Germany's strongest political party, currently headed by Chancellor Angela Merkel, has been in power for most of the time since the end of World War II.
The CDU was founded after World War II. Five of the eight chancellors since 1949 came from the CDU. It has 470,000 members and a voter base of Christian and conservative, often elderly, citizens as well as small and medium-sized entrepreneurs. In the 2013 general election, the CDU and its Bavarian Christian Social Union sister party won 311 of the 631 available seats. Nevertheless, Merkel was forced to forge a "grand coalition" with the party's main rivals, the center-left Social Democrats. This is a collection of DW's content on the CDU.
At school, Jens Spahn said he aimed to become chancellor one day. At 22, he won a seat in Germany's parliament. Today, critics of Angela Merkel's centrist approach in the CDU are pinning their hopes on the 37-year-old.
Chancellor Angela Merkel's upcoming cabinet picks will signal whether the CDU remains in the political center. She faces calls from senior party members to move right in an effort to regain voters the party lost in 2017.

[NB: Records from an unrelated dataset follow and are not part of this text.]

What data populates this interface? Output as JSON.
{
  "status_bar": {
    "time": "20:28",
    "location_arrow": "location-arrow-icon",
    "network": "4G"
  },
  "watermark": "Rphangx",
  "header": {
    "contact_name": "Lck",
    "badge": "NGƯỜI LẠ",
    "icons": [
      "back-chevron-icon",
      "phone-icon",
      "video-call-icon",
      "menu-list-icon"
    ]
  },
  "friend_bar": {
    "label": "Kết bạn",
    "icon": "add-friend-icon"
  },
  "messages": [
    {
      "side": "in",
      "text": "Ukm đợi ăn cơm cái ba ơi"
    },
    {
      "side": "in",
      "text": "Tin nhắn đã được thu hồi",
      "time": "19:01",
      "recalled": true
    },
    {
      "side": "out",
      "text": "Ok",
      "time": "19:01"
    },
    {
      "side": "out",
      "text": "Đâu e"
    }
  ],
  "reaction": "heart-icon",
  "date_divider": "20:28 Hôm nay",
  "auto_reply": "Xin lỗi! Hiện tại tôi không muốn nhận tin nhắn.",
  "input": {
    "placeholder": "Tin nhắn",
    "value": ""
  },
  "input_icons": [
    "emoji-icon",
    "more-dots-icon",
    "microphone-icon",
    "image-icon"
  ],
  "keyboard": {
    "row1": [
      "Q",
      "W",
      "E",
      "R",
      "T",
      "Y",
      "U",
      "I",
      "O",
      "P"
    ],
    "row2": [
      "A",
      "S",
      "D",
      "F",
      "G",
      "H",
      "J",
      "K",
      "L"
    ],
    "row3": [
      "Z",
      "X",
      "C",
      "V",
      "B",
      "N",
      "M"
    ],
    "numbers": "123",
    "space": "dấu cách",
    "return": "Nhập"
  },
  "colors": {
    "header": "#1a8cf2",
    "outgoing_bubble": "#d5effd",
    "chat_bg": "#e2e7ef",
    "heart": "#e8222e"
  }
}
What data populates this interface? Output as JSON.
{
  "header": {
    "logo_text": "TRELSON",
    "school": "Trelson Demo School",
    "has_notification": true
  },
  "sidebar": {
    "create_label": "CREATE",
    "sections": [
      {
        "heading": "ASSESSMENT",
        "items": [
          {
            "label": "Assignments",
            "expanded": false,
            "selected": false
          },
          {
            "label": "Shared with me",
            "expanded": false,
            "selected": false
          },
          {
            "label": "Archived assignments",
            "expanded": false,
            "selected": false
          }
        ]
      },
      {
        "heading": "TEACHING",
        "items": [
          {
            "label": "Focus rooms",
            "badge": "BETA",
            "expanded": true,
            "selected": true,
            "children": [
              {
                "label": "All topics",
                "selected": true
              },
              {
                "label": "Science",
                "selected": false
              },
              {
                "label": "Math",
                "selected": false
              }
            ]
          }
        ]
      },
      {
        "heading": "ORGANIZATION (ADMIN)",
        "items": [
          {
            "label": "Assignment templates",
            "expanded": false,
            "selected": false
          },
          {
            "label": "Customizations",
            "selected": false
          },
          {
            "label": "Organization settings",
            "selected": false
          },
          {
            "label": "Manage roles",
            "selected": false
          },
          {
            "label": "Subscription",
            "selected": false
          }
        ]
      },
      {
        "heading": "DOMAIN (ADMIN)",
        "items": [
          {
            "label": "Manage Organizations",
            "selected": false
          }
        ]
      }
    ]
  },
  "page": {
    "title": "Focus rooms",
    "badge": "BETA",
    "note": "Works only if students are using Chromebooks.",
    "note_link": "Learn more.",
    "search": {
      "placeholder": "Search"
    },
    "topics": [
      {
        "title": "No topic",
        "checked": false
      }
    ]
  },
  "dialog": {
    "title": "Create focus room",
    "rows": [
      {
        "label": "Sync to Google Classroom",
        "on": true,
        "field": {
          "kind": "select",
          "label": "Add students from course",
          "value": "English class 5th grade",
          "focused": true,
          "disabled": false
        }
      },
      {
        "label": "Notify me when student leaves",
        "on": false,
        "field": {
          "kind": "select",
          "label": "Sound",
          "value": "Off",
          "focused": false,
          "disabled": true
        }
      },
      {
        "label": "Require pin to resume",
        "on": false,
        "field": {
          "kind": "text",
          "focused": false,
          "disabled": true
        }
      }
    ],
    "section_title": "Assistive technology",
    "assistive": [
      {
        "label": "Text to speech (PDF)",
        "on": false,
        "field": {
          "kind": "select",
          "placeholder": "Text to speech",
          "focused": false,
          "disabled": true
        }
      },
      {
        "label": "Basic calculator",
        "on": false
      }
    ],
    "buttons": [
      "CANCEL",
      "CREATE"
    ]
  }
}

German Chancellor Angela Merkel has nominated Saarland State Premier Annegret Kramp-Karrenbauer to be the CDU's next secretary general. She will take over from Peter Tauber, who is stepping down due to health reasons.